[Component data from apps and pages]

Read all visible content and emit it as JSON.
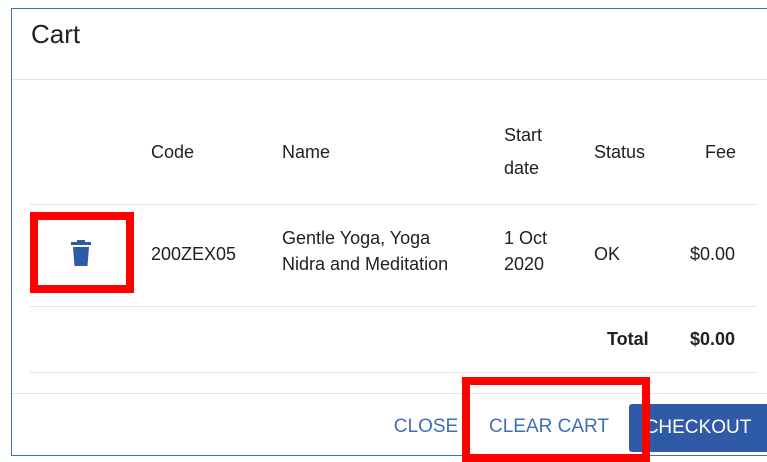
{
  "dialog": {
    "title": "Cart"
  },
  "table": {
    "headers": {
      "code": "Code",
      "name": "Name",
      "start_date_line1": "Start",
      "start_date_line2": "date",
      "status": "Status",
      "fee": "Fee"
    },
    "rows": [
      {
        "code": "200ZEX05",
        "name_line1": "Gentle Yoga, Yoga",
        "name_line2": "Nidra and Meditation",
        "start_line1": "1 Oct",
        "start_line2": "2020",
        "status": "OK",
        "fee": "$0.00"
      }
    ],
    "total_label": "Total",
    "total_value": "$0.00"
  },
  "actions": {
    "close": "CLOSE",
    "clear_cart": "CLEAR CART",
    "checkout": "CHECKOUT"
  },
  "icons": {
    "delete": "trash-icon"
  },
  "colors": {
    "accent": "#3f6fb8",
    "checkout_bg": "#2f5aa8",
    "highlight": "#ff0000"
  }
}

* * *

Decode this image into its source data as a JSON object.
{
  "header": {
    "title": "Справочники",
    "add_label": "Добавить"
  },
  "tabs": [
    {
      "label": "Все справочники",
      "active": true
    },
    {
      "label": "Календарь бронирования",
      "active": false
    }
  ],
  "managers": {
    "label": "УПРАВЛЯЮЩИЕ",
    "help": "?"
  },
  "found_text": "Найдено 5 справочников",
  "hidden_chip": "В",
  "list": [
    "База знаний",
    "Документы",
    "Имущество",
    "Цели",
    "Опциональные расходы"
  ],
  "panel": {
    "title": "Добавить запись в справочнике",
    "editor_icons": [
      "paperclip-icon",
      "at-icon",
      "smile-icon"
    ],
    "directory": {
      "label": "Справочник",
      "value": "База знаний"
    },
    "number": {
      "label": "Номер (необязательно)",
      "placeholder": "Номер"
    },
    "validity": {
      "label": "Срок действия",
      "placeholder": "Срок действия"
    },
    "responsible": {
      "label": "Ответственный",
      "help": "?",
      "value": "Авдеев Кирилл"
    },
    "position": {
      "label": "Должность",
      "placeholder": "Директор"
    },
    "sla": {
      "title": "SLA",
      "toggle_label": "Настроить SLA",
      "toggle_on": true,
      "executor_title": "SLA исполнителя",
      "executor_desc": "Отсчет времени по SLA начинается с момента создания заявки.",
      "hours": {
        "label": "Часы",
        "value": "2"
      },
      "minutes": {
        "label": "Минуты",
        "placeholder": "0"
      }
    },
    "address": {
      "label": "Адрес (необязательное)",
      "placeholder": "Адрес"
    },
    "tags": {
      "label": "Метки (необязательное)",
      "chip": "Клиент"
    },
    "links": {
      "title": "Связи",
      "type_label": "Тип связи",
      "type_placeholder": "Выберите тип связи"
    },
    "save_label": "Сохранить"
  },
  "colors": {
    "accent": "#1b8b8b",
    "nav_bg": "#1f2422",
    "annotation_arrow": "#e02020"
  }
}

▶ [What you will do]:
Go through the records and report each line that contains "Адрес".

▶ [Solution to the problem]:
      "label": "Адрес (необязательное)",
      "placeholder": "Адрес"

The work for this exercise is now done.